Date of Degree
PhD (Doctor of Philosophy)
With its slogan "the priesthood of all believers" and with efforts to place vernacular Bibles in the hands of the literate public, it has been long assumed that the Protestant Reformation aided the development of Western individualism. This dissertation reassesses this common and pervasive claim by examining dynamics in Geneva during the lifetime of its most famous minister, John Calvin. To lend new and illuminating lenses to this study, this dissertation not only examines Calvin's theology with enough complexity to note how his proto-individualistic notions were embedded within a larger context of authority and hierarchy, but it also gives consideration to the practical rhythms of daily religious life in Geneva as well as the responses which Genevans gave to his initiatives. This blend of thorough intellectual history and social history offers are more comprehensive image of the subtleties of the Genevan context and permit a more nuanced analysis into the topic.
Certain proto-individualistic notions existed in Calvin's theology. Yet, these proto-individualistic notions were heavily circumscribed by other commitments to ministerial authority and hierarchy. For example, though he placed intense emphasis on the renovation of the individual's interior space in the process of developing piety, he feared individual and private tampering with personal interiority and instead mandated and policed Genevan attendance at public services where trained and authoritative ministers could give oversight to the shaping of Genevans' hearts and minds. Similarly, the rigid and invasive nature of Calvin's church disciplinary system was able to give surveillance to nearly every aspect of Genevans' lives, and they sensed that their development of piety was not their own affair.
Though Calvin's reforms did not encourage Genevans to feel an emerging sense of religious individualism, it established and reinforced various differentiations within the community. At times, Genevans felt differentiated from the rest of the community as unique individuals, but in more cases, they perceived that differentiations were being enforced at a less individualistic level. Such dynamics distinguished pastors from the laity, sinners from the faithful, the honorable from the dishonorable, natives from foreigners, masters from servants, men from women, and so forth.

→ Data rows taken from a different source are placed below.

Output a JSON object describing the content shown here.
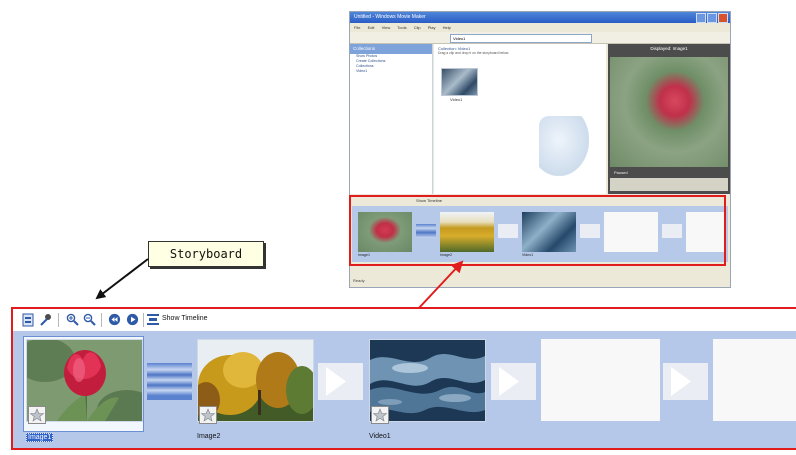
{
  "callout": {
    "label": "Storyboard"
  },
  "thumbnail_window": {
    "title": "Untitled - Windows Movie Maker",
    "menu": [
      "File",
      "Edit",
      "View",
      "Tools",
      "Clip",
      "Play",
      "Help"
    ],
    "address": "Video1",
    "tasks_header": "Collections",
    "task_links": [
      "Show Photos",
      "Create Collections",
      "Collections",
      "Video1"
    ],
    "collection_title": "Collection: Video1",
    "collection_hint": "Drag a clip and drop it on the storyboard below.",
    "collection_clip_name": "Video1",
    "preview_title": "Displayed: Image1",
    "preview_status": "Paused",
    "storyboard_toolbar_label": "Show Timeline",
    "clip_titles": [
      "Image1",
      "Image2",
      "Video1"
    ],
    "status_bar": "Ready"
  },
  "storyboard": {
    "toolbar": {
      "show_timeline_label": "Show Timeline"
    },
    "clips": [
      {
        "name": "Image1",
        "image": "tulip",
        "selected": true
      },
      {
        "name": "Image2",
        "image": "autumn-trees",
        "selected": false
      },
      {
        "name": "Video1",
        "image": "water",
        "selected": false
      }
    ],
    "transitions": [
      "filled",
      "empty",
      "empty",
      "empty"
    ],
    "empty_slots": 2
  },
  "colors": {
    "highlight_border": "#e01c1c",
    "storyboard_bg": "#b5c8ea",
    "selection_blue": "#2f63c9",
    "callout_bg": "#ffffe3"
  }
}
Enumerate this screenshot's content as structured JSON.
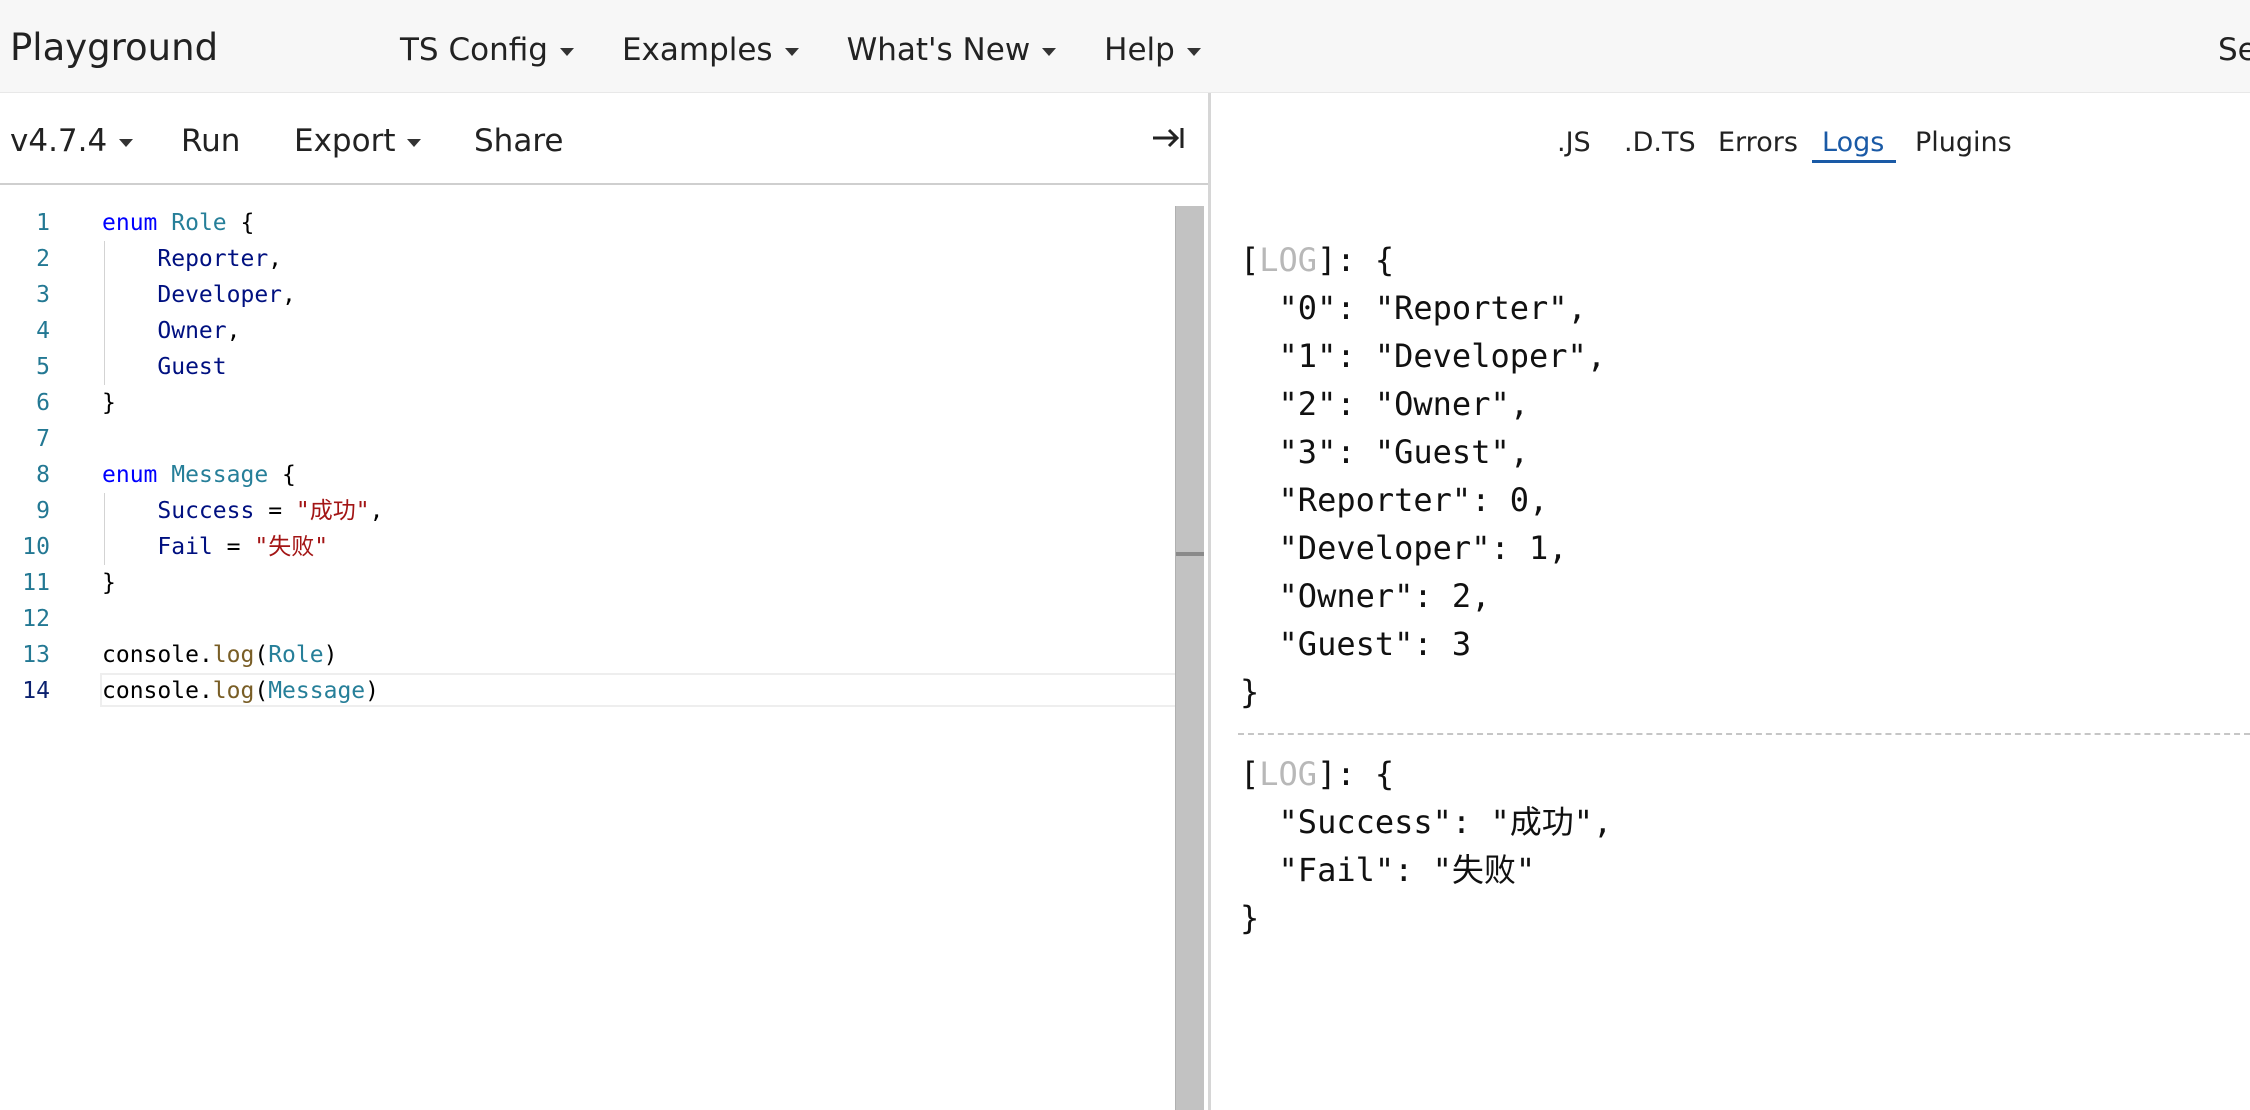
{
  "topnav": {
    "brand": "Playground",
    "menu": [
      {
        "label": "TS Config"
      },
      {
        "label": "Examples"
      },
      {
        "label": "What's New"
      },
      {
        "label": "Help"
      }
    ],
    "search_clip": "Se"
  },
  "toolbar": {
    "version": "v4.7.4",
    "run": "Run",
    "export": "Export",
    "share": "Share",
    "collapse_icon": "sidebar-collapse-icon"
  },
  "editor": {
    "line_numbers": [
      "1",
      "2",
      "3",
      "4",
      "5",
      "6",
      "7",
      "8",
      "9",
      "10",
      "11",
      "12",
      "13",
      "14"
    ],
    "active_line": 14,
    "code": {
      "l1": {
        "kw": "enum",
        "name": "Role",
        "brace": "{"
      },
      "l2": {
        "id": "Reporter",
        "p": ","
      },
      "l3": {
        "id": "Developer",
        "p": ","
      },
      "l4": {
        "id": "Owner",
        "p": ","
      },
      "l5": {
        "id": "Guest"
      },
      "l6": {
        "brace": "}"
      },
      "l8": {
        "kw": "enum",
        "name": "Message",
        "brace": "{"
      },
      "l9": {
        "id": "Success",
        "op": "=",
        "str": "\"成功\"",
        "p": ","
      },
      "l10": {
        "id": "Fail",
        "op": "=",
        "str": "\"失败\""
      },
      "l11": {
        "brace": "}"
      },
      "l13": {
        "obj": "console",
        "fn": "log",
        "open": "(",
        "arg": "Role",
        "close": ")"
      },
      "l14": {
        "obj": "console",
        "fn": "log",
        "open": "(",
        "arg": "Message",
        "close": ")"
      }
    }
  },
  "output": {
    "tabs": [
      {
        "label": ".JS"
      },
      {
        "label": ".D.TS"
      },
      {
        "label": "Errors"
      },
      {
        "label": "Logs"
      },
      {
        "label": "Plugins"
      }
    ],
    "active_tab": "Logs",
    "logs": [
      {
        "tag": "LOG",
        "lines": [
          "\"0\": \"Reporter\",",
          "\"1\": \"Developer\",",
          "\"2\": \"Owner\",",
          "\"3\": \"Guest\",",
          "\"Reporter\": 0,",
          "\"Developer\": 1,",
          "\"Owner\": 2,",
          "\"Guest\": 3"
        ]
      },
      {
        "tag": "LOG",
        "lines": [
          "\"Success\": \"成功\",",
          "\"Fail\": \"失败\""
        ]
      }
    ]
  }
}
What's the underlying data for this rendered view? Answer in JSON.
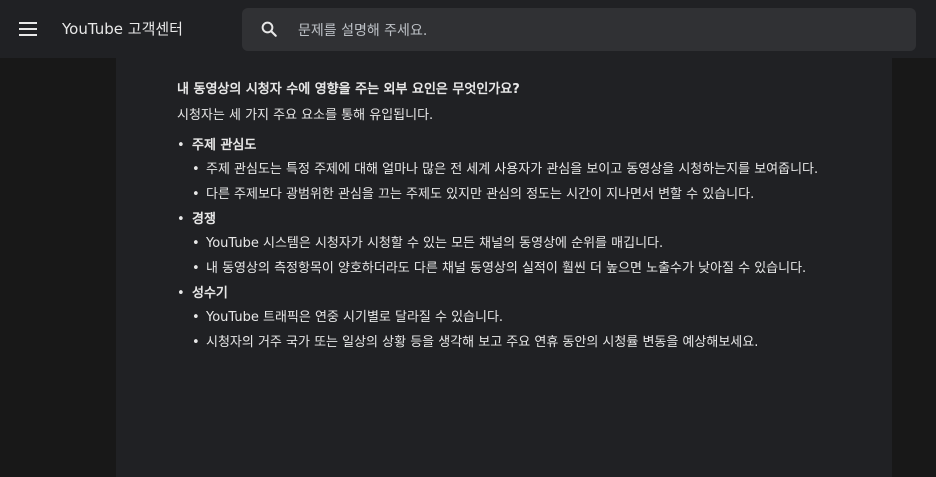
{
  "header": {
    "app_title": "YouTube 고객센터",
    "search_placeholder": "문제를 설명해 주세요."
  },
  "article": {
    "question": "내 동영상의 시청자 수에 영향을 주는 외부 요인은 무엇인가요?",
    "intro": "시청자는 세 가지 주요 요소를 통해 유입됩니다.",
    "factors": [
      {
        "title": "주제 관심도",
        "points": [
          "주제 관심도는 특정 주제에 대해 얼마나 많은 전 세계 사용자가 관심을 보이고 동영상을 시청하는지를 보여줍니다.",
          "다른 주제보다 광범위한 관심을 끄는 주제도 있지만 관심의 정도는 시간이 지나면서 변할 수 있습니다."
        ]
      },
      {
        "title": "경쟁",
        "points": [
          "YouTube 시스템은 시청자가 시청할 수 있는 모든 채널의 동영상에 순위를 매깁니다.",
          "내 동영상의 측정항목이 양호하더라도 다른 채널 동영상의 실적이 훨씬 더 높으면 노출수가 낮아질 수 있습니다."
        ]
      },
      {
        "title": "성수기",
        "points": [
          "YouTube 트래픽은 연중 시기별로 달라질 수 있습니다.",
          "시청자의 거주 국가 또는 일상의 상황 등을 생각해 보고 주요 연휴 동안의 시청률 변동을 예상해보세요."
        ]
      }
    ]
  }
}
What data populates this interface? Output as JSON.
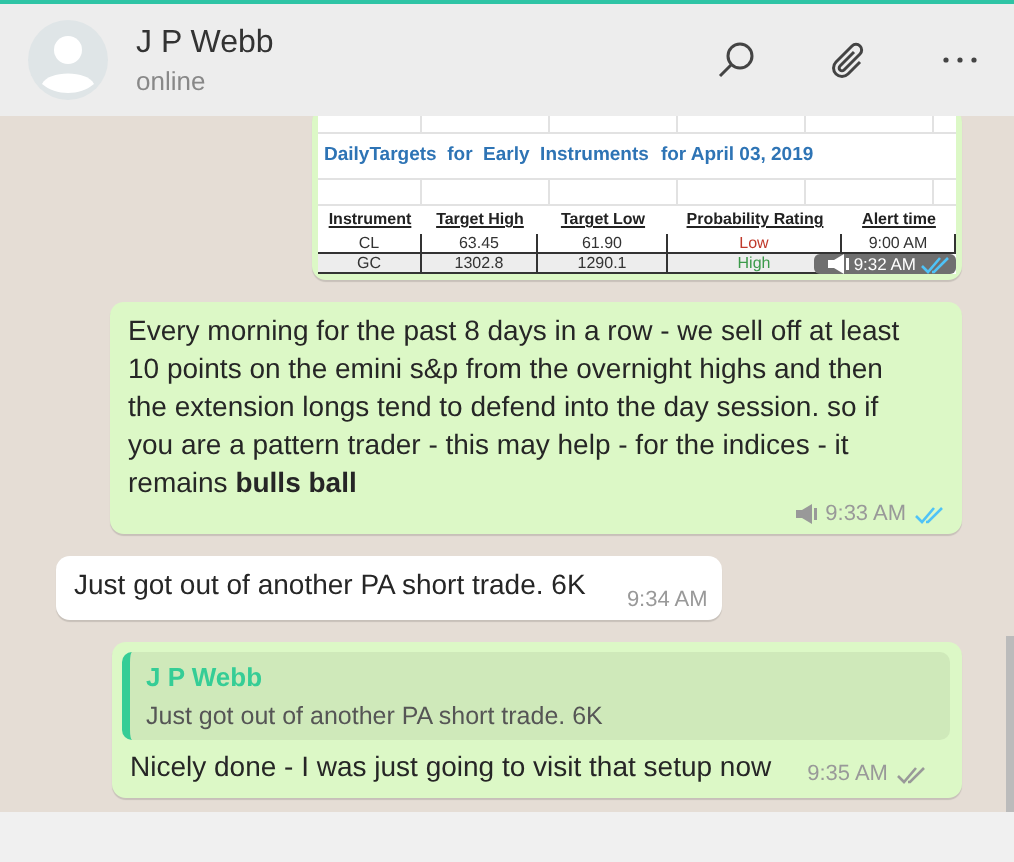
{
  "header": {
    "name": "J P Webb",
    "status": "online"
  },
  "messages": [
    {
      "kind": "image_table",
      "outgoing": true,
      "title": "DailyTargets  for  Early  Instruments",
      "date": "for April 03, 2019",
      "columns": [
        "Instrument",
        "Target High",
        "Target Low",
        "Probability Rating",
        "Alert time"
      ],
      "rows": [
        {
          "cells": [
            "CL",
            "63.45",
            "61.90",
            "Low",
            "9:00 AM"
          ],
          "color": "#c0392b"
        },
        {
          "cells": [
            "GC",
            "1302.8",
            "1290.1",
            "High"
          ],
          "color": "#3c9a4a"
        }
      ],
      "time": "9:32 AM",
      "read": true
    },
    {
      "kind": "text",
      "outgoing": true,
      "text": "Every morning for the past 8 days in a row - we sell off at least 10 points on the emini s&p from the overnight highs and then the extension longs tend to defend into the day session. so if you are a pattern trader - this may help - for the indices - it remains **bulls ball**",
      "time": "9:33 AM",
      "read": true
    },
    {
      "kind": "text",
      "outgoing": false,
      "text": "Just got out of another PA short trade.  6K",
      "time": "9:34 AM"
    },
    {
      "kind": "reply",
      "outgoing": true,
      "quote_author": "J P Webb",
      "quote_text": "Just got out of another PA short trade. 6K",
      "text": "Nicely done - I was just going to visit that setup now",
      "time": "9:35 AM",
      "read": false
    }
  ]
}
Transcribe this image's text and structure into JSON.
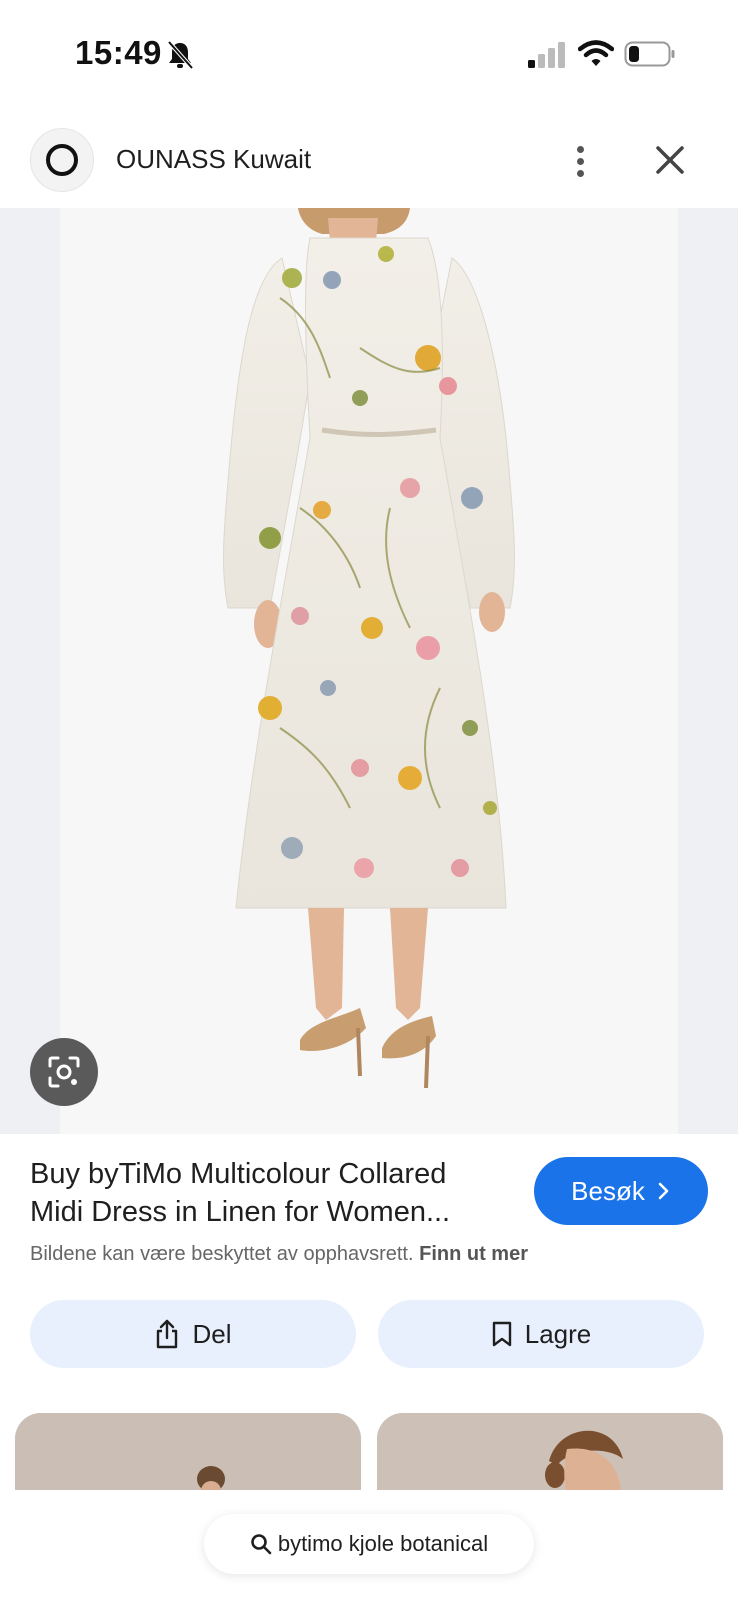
{
  "status_bar": {
    "time": "15:49",
    "icons": [
      "bell-slash-icon",
      "signal-icon",
      "wifi-icon",
      "battery-icon"
    ]
  },
  "header": {
    "site_name": "OUNASS Kuwait",
    "icons": [
      "site-logo",
      "more-vertical-icon",
      "close-icon"
    ]
  },
  "result": {
    "title_line1": "Buy byTiMo Multicolour Collared",
    "title_line2": "Midi Dress in Linen for Women...",
    "visit_label": "Besøk",
    "copyright_text": "Bildene kan være beskyttet av opphavsrett.",
    "copyright_link": "Finn ut mer"
  },
  "actions": {
    "share_label": "Del",
    "save_label": "Lagre"
  },
  "search": {
    "query": "bytimo kjole botanical"
  },
  "colors": {
    "accent": "#1a73e8",
    "action_bg": "#e8f0fe"
  }
}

Calvin, Geneva, Individualism, Reformation
vii, 275 pages
Includes bibliographical references (pages 267-275).
Copyright 2014 Stephen Joseph Scheperle